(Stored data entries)
────────────────────

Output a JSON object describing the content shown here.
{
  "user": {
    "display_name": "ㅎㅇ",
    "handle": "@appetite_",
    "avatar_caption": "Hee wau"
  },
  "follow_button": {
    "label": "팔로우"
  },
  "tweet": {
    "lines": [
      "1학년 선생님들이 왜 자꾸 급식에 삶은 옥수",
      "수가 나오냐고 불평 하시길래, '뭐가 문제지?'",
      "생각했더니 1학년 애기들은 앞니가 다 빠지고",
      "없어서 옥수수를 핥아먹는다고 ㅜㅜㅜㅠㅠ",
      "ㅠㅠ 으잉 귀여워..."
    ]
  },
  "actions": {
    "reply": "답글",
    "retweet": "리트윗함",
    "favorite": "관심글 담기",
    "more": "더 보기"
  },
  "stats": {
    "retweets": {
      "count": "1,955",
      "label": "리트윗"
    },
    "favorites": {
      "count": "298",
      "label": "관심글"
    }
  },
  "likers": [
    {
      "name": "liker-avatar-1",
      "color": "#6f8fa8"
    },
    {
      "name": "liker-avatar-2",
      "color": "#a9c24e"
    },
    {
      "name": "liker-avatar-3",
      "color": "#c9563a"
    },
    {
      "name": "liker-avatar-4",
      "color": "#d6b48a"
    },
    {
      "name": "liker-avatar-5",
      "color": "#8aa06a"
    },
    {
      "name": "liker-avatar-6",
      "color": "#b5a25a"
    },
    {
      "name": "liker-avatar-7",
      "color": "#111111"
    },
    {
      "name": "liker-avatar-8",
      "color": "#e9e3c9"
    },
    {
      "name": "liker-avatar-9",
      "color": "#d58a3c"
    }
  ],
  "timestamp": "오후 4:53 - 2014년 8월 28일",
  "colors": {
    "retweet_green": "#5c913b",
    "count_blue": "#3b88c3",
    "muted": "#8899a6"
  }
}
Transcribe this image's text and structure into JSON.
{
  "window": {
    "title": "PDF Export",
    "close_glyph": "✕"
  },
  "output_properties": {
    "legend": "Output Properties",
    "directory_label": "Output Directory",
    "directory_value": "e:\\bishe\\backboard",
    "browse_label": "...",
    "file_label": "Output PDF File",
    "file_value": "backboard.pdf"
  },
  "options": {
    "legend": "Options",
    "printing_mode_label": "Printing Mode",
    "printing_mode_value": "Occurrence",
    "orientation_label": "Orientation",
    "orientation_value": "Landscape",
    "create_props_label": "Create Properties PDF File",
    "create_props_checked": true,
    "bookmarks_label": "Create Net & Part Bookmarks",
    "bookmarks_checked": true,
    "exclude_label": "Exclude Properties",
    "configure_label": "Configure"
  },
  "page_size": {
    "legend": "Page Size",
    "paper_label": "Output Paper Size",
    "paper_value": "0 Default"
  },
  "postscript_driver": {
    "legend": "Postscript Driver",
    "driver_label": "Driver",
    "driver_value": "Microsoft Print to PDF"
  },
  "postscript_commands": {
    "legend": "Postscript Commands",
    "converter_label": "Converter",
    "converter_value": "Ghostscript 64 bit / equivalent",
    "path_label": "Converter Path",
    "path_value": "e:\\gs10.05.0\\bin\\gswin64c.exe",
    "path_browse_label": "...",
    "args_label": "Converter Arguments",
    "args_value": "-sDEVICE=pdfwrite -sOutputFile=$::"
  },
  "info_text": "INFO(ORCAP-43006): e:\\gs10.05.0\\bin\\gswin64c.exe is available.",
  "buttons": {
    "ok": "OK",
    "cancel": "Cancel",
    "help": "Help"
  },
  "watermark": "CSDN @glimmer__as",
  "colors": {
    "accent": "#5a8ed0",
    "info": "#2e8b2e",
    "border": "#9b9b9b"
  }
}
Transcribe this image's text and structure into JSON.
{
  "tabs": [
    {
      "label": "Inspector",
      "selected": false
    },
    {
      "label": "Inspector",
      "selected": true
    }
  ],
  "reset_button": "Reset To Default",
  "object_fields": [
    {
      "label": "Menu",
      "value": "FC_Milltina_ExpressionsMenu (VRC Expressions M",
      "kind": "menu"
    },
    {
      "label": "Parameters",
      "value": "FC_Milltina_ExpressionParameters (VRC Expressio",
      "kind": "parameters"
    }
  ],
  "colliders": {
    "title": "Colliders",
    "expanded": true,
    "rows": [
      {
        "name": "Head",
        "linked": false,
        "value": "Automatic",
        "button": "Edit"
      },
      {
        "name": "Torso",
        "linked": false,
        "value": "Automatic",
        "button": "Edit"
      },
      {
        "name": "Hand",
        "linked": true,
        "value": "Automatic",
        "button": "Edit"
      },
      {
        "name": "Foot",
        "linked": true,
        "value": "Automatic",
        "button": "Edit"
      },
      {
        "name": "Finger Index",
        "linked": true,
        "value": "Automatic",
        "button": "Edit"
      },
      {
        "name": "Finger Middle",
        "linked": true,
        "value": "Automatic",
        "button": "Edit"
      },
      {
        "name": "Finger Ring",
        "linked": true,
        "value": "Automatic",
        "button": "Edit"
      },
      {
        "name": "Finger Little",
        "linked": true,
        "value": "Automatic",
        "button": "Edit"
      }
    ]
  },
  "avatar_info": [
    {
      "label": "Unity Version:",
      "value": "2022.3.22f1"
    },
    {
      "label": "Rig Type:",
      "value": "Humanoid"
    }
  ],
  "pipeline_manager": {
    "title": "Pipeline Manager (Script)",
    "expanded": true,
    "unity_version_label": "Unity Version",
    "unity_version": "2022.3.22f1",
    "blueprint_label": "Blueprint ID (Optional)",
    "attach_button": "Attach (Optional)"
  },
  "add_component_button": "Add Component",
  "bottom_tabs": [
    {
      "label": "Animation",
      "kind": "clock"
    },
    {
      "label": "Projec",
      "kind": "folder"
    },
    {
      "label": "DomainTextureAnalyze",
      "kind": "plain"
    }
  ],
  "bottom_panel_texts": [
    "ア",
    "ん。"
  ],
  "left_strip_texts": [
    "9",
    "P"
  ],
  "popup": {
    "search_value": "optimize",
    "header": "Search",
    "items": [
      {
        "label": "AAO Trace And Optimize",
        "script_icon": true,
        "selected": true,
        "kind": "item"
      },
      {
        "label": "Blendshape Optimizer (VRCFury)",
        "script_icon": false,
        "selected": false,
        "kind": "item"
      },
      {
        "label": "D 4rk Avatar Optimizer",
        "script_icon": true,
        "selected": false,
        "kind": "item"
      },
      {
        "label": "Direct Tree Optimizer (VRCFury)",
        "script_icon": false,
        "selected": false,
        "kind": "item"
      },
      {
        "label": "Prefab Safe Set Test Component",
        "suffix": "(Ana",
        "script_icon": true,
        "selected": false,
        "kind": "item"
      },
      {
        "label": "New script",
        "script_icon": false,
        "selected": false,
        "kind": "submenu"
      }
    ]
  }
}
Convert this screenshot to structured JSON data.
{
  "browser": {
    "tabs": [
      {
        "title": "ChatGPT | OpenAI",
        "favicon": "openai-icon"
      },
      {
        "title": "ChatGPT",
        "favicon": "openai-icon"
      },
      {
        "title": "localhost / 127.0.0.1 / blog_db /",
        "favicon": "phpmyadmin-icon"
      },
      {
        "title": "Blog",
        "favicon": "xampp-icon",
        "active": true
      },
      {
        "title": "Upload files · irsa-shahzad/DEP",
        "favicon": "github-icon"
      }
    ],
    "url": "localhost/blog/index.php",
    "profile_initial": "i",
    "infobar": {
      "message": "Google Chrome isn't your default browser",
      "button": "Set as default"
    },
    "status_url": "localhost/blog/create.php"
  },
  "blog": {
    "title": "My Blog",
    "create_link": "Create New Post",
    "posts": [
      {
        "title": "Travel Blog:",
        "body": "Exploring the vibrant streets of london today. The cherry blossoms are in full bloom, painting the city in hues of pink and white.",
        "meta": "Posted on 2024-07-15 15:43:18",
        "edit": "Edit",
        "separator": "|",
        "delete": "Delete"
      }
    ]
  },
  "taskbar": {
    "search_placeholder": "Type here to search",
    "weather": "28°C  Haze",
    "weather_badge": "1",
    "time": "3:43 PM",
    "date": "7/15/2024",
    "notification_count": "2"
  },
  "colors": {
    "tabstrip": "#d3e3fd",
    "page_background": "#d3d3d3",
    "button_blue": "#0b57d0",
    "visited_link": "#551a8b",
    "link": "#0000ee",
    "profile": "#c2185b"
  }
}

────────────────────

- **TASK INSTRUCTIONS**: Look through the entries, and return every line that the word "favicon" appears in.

- **YOUR RESPONSE**:
        "favicon": "openai-icon"
        "favicon": "openai-icon"
        "favicon": "phpmyadmin-icon"
        "favicon": "xampp-icon",
        "favicon": "github-icon"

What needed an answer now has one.